 January 7, 1986 is the last date for which Plessey ADR NYSE prices were supplied to the Court.
 The importance of showing that the jurisdictional means of the Williams Act have been used by a bidder is made evident in the SEC's proposed Regulation § 240.14d-10(a) (1) (ii):
(a) No bidder shall make a tender offer unless:
(1) The tender offer is open to all security holders of the class of securities subject to the tender offer; however, this section shall not affect: (i) dissemination under Rule 14d-4 or (ii) tender offers in which the bidder is not a United States resident or citizen and the tender offer does not employ any jurisdictional means enumerated in Section 14(d) (1) of the Act.
 For the moment, we leave to the side the American news accounts of the December 9 press release. They will be addressed below.
 In relevant part, section 403(2) provides:
403. Limitations on Jurisdiction to Prescribe
* * * * * *
(2) Whether the exercise of jurisdiction is reasonable or unreasonable is judged by evaluating all the relevant factors, including, where appropriate,
(a) the extent to which the activity (i) takes place within the regulating state, or (ii) has substantial, direct, and foreseeable effect upon or in the regulating state;
(b) the connections, such as nationality, residence, or economic activity, between the regulating state and the persons principally responsible for the activity to be regulated, or between that state and those whom the law or regulation is designed to protect;
(c) the character of the activity to be regulated, the importance of regulation to the regulating state, the extent to which other states regulate such activities, and the degree to which the desirability of such regulation is generally accepted;
(d) the existence of justified expectations that might be protected or hurt by the regulation in question;
(e) the importance of the regulation in question to the international political, legal or economic system;
(f) the extent to which such regulation is consistent with the traditions of the international system;
(g) the extent to which another state may have an interest in regulating the activity; and
(h) the likelihood of conflict with regulation by other states.
Restatement of the Foreign Relations Law of the United States (Revised) Tentative Final Draft (1985).
 As discussed earlier in this Opinion, Plessey alleges in its verified complaint and in its brief that GEC also violated section 5 of the 1933 Act by offering unregistered GEC securities to United States Plessey ADR holders as part of its December 9, 1985 "offer." Although Plessey requests the Court to find that the GEC December 9 press release violates section 5, Plessey asks for no relief in that regard.
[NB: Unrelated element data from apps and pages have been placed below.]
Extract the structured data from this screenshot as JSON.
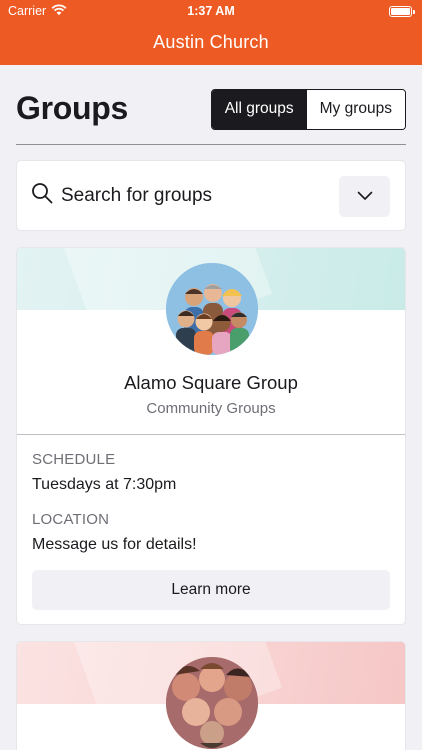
{
  "status_bar": {
    "carrier": "Carrier",
    "time": "1:37 AM"
  },
  "nav": {
    "title": "Austin Church"
  },
  "page": {
    "title": "Groups"
  },
  "segmented": {
    "options": [
      "All groups",
      "My groups"
    ],
    "selected": "All groups"
  },
  "search": {
    "placeholder": "Search for groups"
  },
  "groups": [
    {
      "name": "Alamo Square Group",
      "category": "Community Groups",
      "schedule_label": "SCHEDULE",
      "schedule": "Tuesdays at 7:30pm",
      "location_label": "LOCATION",
      "location": "Message us for details!",
      "button": "Learn more",
      "banner_color": "#d8efee"
    },
    {
      "banner_color": "#f9d6d5"
    }
  ],
  "colors": {
    "accent": "#ee5a24",
    "background": "#f0f0f5",
    "dark": "#1b1b1f"
  },
  "icons": [
    "wifi-icon",
    "battery-icon",
    "search-icon",
    "chevron-down-icon"
  ]
}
Plessey Opening Brief, D.I. 19, p. 63. Plessey seeks section 5 disclosure only within the scope of its section 14(d) and section 14(e) claims. D.I. 1, p. 11; Deposition of Warren J. Sinsheimer, D.I. 26, pp. 105-108. And Plessey specifically maintains that it does not seek United States registration of any securities by GEC. Hearing Transcript, D.I. 39, pp. 5-6. Therefore, the Court does not address separately the section 5 registration issues but incorporates these within its discussion of sections 14(d) and 14(e).
 GEC contests the characterization of Plessey's ADR holders as "parties" for purposes of the irreparable harm analysis. Since the ADR holders are not named parties, GEC contends that their interests should be considered in the context of a third party interest. Plessey, however, argues that its suit is brought on behalf of its ADR holders and that this, in effect, provides the ADR holders the same status as parties in the irreparable harm analysis.
It is unnecessary for the Court to reach the legal issue of the ADR holders' status in this case. As shown in the text, even if the ADR holders are regarded as named parties, the burden to demonstrate their irreparable injury has not been met by Plessey.